Gail Godwin's story entitled "A Sorrowful Woman " is a feminist story meant to exemplify the depression suffered by many women whose lives are spent solely as wives and mothers without any sense of individual identity or recognition of their accomplishments. The absence of a name for this...
Gail Godwin's story entitled "A Sorrowful Woman" is a feminist story meant to exemplify the depression suffered by many women whose lives are spent solely as wives and mothers without any sense of individual identity or recognition of their accomplishments. The absence of a name for this wife and mother suggests this sense of non-identity, as well as her commonality with women of similar situations.
While her husband is very solicitous about his wife's physical condition, he does not seem to be able to identify the cause of his wife's depression. Instead, he attends only to her physical well-being, believing she is tired and overwrought. When, for example, she feels well enough to go downstairs, she moves around the house for half the day. Her three-year-old son is so excited about having his mother back that he follows her about, pretending to be a tiger, growling and scratching at her. But his behavior is too aggressive for her as growls at her, and he scratches her with one of his "sharp little claws." Frightened, the sensitive mother tells the boy to go away, and she retreats to her bedroom. When she calls her husband at his office, she says, "I've locked myself away from him. I'm afraid." Her husband urges her "to lie down and take it easy;" he adds that he is immediately calling one of their babysitters, but he ignores her message of fear.
Believing that his wife is overworked with all her domestic duties and in need of some time for herself, the husband hires a girl to do the housekeeping and babysit the three-year-old son. The girl who is brought in is very competent, and she becomes quite fond of the boy; he in turn demonstrates affection for her. Still, the mother continues to isolate herself and drink sleeping draughts each night, retreating more and more. For whatever reason, her husband never tries to talk with her or suggest that she finds something outside the home that revives her interest in life. It seems that she has been reduced to the dimension of homemaker, mother, and wife and is not recognized by her husband as a woman with inner feelings and individual needs and fears.
Because she continues to be objectified, the woman despairs.
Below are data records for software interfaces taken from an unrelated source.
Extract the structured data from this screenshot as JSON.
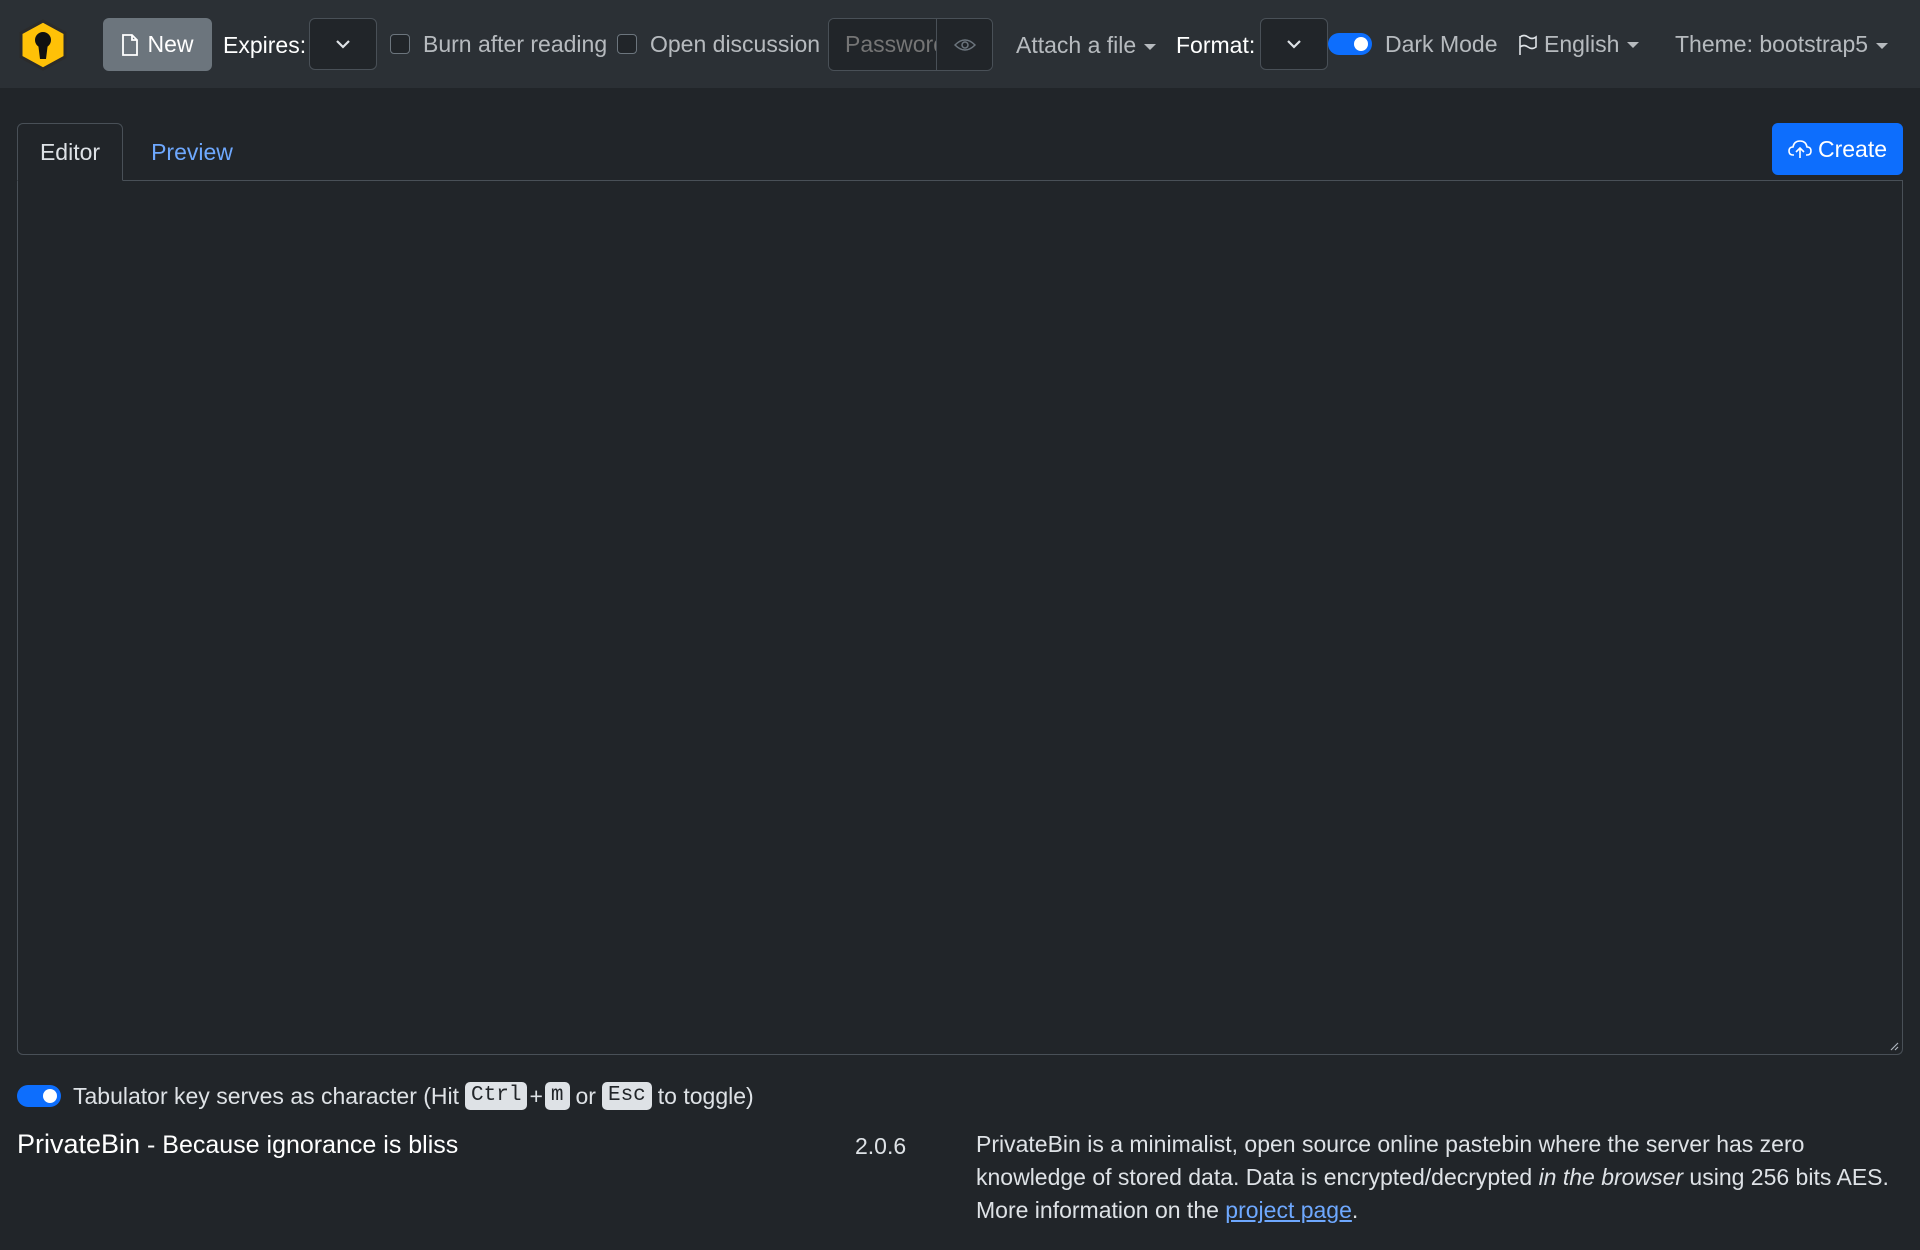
{
  "navbar": {
    "new_label": "New",
    "expires_label": "Expires:",
    "burn_label": "Burn after reading",
    "discussion_label": "Open discussion",
    "password_placeholder": "Password",
    "attach_label": "Attach a file",
    "format_label": "Format:",
    "dark_mode_label": "Dark Mode",
    "language_label": "English",
    "theme_label": "Theme: bootstrap5"
  },
  "tabs": {
    "editor": "Editor",
    "preview": "Preview"
  },
  "create_label": "Create",
  "tab_toggle": {
    "prefix": "Tabulator key serves as character (Hit",
    "key_ctrl": "Ctrl",
    "plus": "+",
    "key_m": "m",
    "or": "or",
    "key_esc": "Esc",
    "suffix": "to toggle)"
  },
  "footer": {
    "brand": "PrivateBin",
    "tagline": " - Because ignorance is bliss",
    "version": "2.0.6",
    "about_part1": "PrivateBin is a minimalist, open source online pastebin where the server has zero knowledge of stored data. Data is encrypted/decrypted ",
    "about_em": "in the browser",
    "about_part2": " using 256 bits AES. More information on the ",
    "about_link": "project page",
    "about_end": "."
  },
  "colors": {
    "background": "#212529",
    "navbar": "#2b3035",
    "primary": "#0d6efd",
    "secondary": "#6c757d",
    "link": "#6ea8fe"
  },
  "icons": [
    "privatebin-logo-icon",
    "new-document-icon",
    "chevron-down-icon",
    "eye-icon",
    "caret-down-icon",
    "flag-icon",
    "cloud-upload-icon",
    "resize-grip-icon"
  ]
}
She prepares an expansive and delicious meal and leaves it on the table. She also places neatly folded clean laundry on the table—those chores expected of a wife and mother. But she also places on the table
a sheath of marvelous watercolor beasts accompanied by mad and fanciful stories nobody could ever make up again, and a tablet full of love sonnets addressed to the man
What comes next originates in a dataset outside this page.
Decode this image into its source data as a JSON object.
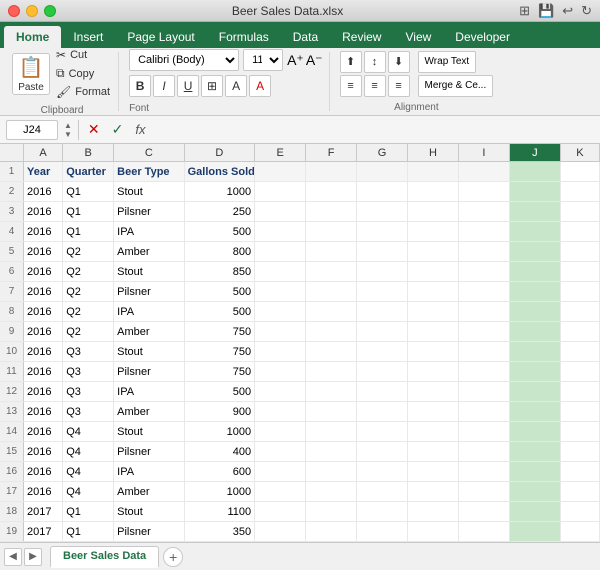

expressions of a spirit about which her husband seemingly has no inkling.